by Jeff

pile of fox kits lying in the sun

Richard Thompson - "Foxes" [buy]

I saw a clutch of wild baby foxes in a secret location last week. Four of them. They were lying together in a pile in the sun by the entryway to their den. Taking pleasure in each other's closeness and the warm weather. They were probably born on a cold day, when the sky was slate and pouring down rain. Young kits, life has only improved in their short time here. While the world comes alive all around them there is time to lie, drowsy in the afternoon sun.

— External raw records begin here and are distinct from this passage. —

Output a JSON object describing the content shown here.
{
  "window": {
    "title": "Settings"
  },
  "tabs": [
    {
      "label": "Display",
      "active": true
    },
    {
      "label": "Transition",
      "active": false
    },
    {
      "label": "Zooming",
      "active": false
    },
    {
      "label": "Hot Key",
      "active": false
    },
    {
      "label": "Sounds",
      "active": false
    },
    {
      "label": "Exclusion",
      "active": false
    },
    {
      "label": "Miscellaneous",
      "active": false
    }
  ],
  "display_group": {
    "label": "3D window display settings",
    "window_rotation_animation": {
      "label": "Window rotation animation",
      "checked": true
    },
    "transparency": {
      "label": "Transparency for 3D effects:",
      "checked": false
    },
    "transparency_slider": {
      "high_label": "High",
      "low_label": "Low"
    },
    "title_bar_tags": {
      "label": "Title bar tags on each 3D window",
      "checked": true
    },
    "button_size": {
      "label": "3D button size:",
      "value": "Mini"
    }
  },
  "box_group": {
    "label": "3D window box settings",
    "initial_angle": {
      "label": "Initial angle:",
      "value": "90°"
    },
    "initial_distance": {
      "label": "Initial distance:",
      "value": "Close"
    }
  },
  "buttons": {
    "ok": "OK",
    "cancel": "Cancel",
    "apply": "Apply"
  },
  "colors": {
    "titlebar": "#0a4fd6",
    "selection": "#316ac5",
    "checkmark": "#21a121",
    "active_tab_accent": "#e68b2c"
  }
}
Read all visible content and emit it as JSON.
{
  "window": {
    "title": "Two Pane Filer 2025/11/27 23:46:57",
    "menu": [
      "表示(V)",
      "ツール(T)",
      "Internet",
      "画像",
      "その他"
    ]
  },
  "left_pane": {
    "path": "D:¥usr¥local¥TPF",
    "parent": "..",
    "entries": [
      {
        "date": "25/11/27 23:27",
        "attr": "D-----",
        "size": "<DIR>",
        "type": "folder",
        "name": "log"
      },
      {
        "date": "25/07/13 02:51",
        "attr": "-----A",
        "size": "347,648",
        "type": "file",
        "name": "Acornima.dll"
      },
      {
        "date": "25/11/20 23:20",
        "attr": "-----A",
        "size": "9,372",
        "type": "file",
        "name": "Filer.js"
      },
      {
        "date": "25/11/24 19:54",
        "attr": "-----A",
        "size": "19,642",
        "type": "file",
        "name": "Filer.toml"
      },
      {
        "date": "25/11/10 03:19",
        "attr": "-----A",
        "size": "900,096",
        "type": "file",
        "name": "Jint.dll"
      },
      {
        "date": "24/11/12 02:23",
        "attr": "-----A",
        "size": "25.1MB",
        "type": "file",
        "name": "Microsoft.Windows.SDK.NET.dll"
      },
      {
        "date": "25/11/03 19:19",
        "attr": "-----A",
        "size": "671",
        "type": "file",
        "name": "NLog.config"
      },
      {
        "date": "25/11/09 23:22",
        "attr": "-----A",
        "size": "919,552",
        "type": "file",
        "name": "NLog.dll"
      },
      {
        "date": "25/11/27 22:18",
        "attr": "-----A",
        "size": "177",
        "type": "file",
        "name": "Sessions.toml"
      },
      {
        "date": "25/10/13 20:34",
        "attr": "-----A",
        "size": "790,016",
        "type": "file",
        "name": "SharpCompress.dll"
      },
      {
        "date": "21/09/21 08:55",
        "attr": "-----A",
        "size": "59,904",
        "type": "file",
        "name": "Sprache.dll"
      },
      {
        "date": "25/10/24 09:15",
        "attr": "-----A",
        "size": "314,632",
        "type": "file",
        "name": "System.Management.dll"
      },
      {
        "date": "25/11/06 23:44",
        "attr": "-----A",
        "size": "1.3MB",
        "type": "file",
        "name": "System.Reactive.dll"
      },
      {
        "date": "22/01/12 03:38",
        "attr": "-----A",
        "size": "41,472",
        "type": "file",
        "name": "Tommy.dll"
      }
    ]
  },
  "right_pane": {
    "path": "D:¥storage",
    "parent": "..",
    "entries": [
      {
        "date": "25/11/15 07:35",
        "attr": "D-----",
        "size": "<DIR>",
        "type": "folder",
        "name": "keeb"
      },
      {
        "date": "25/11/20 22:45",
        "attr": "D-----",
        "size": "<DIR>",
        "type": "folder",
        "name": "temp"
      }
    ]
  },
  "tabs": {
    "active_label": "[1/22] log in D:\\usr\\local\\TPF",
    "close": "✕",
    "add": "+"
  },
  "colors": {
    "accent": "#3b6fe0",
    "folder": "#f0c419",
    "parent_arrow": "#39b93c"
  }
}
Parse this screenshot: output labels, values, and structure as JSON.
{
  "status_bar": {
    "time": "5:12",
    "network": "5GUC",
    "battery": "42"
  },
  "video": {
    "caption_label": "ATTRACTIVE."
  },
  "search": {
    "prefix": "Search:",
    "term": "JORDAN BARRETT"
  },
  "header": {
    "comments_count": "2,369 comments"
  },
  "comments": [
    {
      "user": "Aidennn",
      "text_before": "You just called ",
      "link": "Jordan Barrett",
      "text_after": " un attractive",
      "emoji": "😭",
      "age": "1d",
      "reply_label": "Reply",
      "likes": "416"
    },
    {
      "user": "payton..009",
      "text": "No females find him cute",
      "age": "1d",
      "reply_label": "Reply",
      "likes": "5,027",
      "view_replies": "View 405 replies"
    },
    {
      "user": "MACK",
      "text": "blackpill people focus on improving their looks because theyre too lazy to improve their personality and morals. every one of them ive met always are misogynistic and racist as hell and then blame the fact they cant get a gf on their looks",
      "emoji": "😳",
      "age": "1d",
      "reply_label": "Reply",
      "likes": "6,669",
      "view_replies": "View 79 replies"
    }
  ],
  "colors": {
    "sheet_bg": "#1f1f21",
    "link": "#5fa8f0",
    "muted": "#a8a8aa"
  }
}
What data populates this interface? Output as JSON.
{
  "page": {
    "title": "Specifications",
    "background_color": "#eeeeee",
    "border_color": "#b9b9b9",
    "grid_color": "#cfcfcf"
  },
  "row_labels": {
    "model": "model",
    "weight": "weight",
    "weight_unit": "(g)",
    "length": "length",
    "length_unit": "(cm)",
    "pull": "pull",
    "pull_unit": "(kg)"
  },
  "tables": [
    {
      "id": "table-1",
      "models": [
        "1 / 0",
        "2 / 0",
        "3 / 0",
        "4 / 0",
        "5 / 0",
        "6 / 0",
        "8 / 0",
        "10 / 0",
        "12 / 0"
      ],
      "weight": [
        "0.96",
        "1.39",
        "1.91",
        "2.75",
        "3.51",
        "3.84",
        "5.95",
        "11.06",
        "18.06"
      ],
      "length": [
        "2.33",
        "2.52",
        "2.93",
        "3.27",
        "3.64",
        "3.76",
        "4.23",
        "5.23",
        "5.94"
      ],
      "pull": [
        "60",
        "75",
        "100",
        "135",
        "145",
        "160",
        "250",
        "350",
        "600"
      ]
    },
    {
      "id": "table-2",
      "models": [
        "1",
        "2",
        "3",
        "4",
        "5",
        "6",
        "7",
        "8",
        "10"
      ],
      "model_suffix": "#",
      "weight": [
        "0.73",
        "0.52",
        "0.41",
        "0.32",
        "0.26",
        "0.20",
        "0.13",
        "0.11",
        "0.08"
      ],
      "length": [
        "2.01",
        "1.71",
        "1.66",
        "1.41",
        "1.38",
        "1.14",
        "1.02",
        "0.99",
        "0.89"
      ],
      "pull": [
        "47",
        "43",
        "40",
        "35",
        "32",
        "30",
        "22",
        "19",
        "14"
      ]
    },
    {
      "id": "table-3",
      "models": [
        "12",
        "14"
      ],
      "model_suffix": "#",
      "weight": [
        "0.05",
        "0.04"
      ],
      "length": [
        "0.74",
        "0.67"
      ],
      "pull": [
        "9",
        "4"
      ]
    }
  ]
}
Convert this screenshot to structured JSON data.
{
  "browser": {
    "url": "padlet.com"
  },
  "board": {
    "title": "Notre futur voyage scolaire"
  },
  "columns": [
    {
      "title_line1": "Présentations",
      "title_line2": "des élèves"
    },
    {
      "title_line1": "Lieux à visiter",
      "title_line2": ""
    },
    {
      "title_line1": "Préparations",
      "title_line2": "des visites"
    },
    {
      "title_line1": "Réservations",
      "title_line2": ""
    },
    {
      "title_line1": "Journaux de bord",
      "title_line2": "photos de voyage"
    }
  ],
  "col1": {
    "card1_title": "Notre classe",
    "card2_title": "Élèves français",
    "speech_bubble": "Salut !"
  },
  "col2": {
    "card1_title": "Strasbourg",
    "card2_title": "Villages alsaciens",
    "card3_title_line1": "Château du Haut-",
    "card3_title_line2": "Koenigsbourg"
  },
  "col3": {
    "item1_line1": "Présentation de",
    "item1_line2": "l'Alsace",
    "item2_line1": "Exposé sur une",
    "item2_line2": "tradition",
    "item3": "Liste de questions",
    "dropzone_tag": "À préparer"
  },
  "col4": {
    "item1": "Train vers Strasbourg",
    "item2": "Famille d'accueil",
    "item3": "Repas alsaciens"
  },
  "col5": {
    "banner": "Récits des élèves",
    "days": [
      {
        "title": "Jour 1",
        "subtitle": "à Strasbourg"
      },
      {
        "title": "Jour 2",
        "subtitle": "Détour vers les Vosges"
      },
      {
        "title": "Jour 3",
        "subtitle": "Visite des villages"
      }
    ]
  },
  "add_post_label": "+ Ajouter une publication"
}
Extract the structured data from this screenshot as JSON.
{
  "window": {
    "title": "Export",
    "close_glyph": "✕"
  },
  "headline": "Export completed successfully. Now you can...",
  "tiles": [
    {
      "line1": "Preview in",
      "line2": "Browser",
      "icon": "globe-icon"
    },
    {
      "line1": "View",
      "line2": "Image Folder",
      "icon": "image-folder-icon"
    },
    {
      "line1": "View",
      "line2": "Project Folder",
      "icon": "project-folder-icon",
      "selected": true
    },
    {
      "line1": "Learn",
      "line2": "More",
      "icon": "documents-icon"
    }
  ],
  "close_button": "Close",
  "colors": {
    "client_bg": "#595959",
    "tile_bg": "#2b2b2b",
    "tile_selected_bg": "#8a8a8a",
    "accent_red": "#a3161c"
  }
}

I wondered where they came from. How did they get there? But they might have asked me the same question, and I certainly wouldn't have had an answer for them. Instead we just looked at each other. Them only a second at me, me a long stretch of time at them. All we could do was acknowledge that here we were, breathing the same air, a brief encounter on our respective adventures.
--
I've loved Richard Thompson's soundtrack to Grizzly Man since it came out years ago and couldn't resist this opportunity to post the fox theme. The whole album is full of Thompson's inimitable folky guitar and the songs shimmer with light.

(photo by Spike)